Report each line of the listing below that holds "InetAddress".
== RECORDS FOR THIS TASK ==
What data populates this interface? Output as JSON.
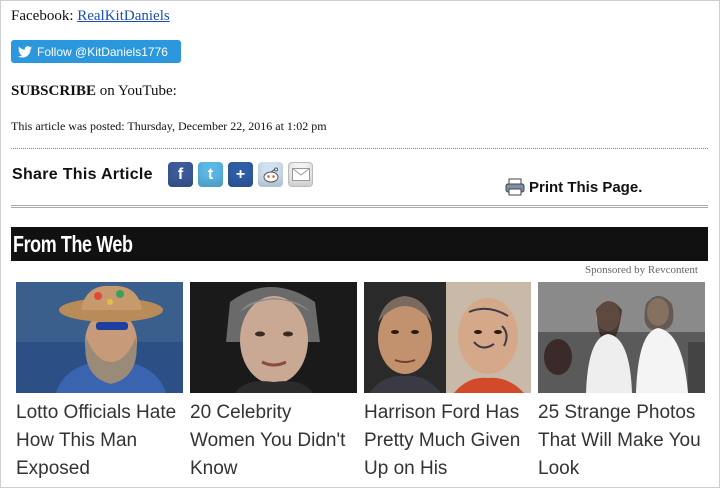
{
  "facebook": {
    "label": "Facebook:",
    "link": "RealKitDaniels"
  },
  "twitter_follow": {
    "label": "Follow @KitDaniels1776"
  },
  "subscribe": {
    "bold": "SUBSCRIBE",
    "rest": "on YouTube:"
  },
  "posted": "This article was posted: Thursday, December 22, 2016 at 1:02 pm",
  "share": {
    "label": "Share This Article",
    "icons": [
      "facebook-icon",
      "twitter-icon",
      "delicious-icon",
      "reddit-icon",
      "email-icon"
    ]
  },
  "print": {
    "label": "Print This Page."
  },
  "from_web": {
    "title": "From The Web",
    "sponsored": "Sponsored by Revcontent"
  },
  "cards": [
    {
      "title": "Lotto Officials Hate How This Man Exposed"
    },
    {
      "title": "20 Celebrity Women You Didn't Know"
    },
    {
      "title": "Harrison Ford Has Pretty Much Given Up on His"
    },
    {
      "title": "25 Strange Photos That Will Make You Look"
    }
  ],
  "colors": {
    "link": "#1a4fb8",
    "twitter_blue": "#2b97dc",
    "bar_black": "#111111"
  }
}
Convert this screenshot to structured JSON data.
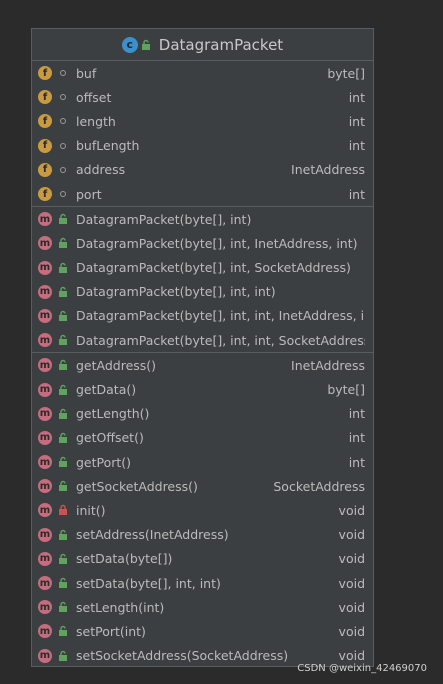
{
  "class": {
    "name": "DatagramPacket",
    "kind_icon": "class-icon"
  },
  "fields": [
    {
      "name": "buf",
      "type": "byte[]"
    },
    {
      "name": "offset",
      "type": "int"
    },
    {
      "name": "length",
      "type": "int"
    },
    {
      "name": "bufLength",
      "type": "int"
    },
    {
      "name": "address",
      "type": "InetAddress"
    },
    {
      "name": "port",
      "type": "int"
    }
  ],
  "constructors": [
    {
      "name": "DatagramPacket(byte[], int)",
      "type": ""
    },
    {
      "name": "DatagramPacket(byte[], int, InetAddress, int)",
      "type": ""
    },
    {
      "name": "DatagramPacket(byte[], int, SocketAddress)",
      "type": ""
    },
    {
      "name": "DatagramPacket(byte[], int, int)",
      "type": ""
    },
    {
      "name": "DatagramPacket(byte[], int, int, InetAddress, int)",
      "type": ""
    },
    {
      "name": "DatagramPacket(byte[], int, int, SocketAddress)",
      "type": ""
    }
  ],
  "methods": [
    {
      "name": "getAddress()",
      "type": "InetAddress",
      "visibility": "public"
    },
    {
      "name": "getData()",
      "type": "byte[]",
      "visibility": "public"
    },
    {
      "name": "getLength()",
      "type": "int",
      "visibility": "public"
    },
    {
      "name": "getOffset()",
      "type": "int",
      "visibility": "public"
    },
    {
      "name": "getPort()",
      "type": "int",
      "visibility": "public"
    },
    {
      "name": "getSocketAddress()",
      "type": "SocketAddress",
      "visibility": "public"
    },
    {
      "name": "init()",
      "type": "void",
      "visibility": "private"
    },
    {
      "name": "setAddress(InetAddress)",
      "type": "void",
      "visibility": "public"
    },
    {
      "name": "setData(byte[])",
      "type": "void",
      "visibility": "public"
    },
    {
      "name": "setData(byte[], int, int)",
      "type": "void",
      "visibility": "public"
    },
    {
      "name": "setLength(int)",
      "type": "void",
      "visibility": "public"
    },
    {
      "name": "setPort(int)",
      "type": "void",
      "visibility": "public"
    },
    {
      "name": "setSocketAddress(SocketAddress)",
      "type": "void",
      "visibility": "public"
    }
  ],
  "watermark": "CSDN @weixin_42469070",
  "colors": {
    "background": "#2b2b2b",
    "card": "#3c3f41",
    "field_icon": "#c99a3f",
    "method_icon": "#c56c7e",
    "class_icon": "#3d8fc9",
    "public_lock": "#5fa35f",
    "private_lock": "#c75450"
  }
}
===
▶ [TASK OUTPUT]
      "type": "InetAddress"
      "name": "DatagramPacket(byte[], int, InetAddress, int)",
      "name": "DatagramPacket(byte[], int, int, InetAddress, int)",
      "type": "InetAddress",
      "name": "setAddress(InetAddress)",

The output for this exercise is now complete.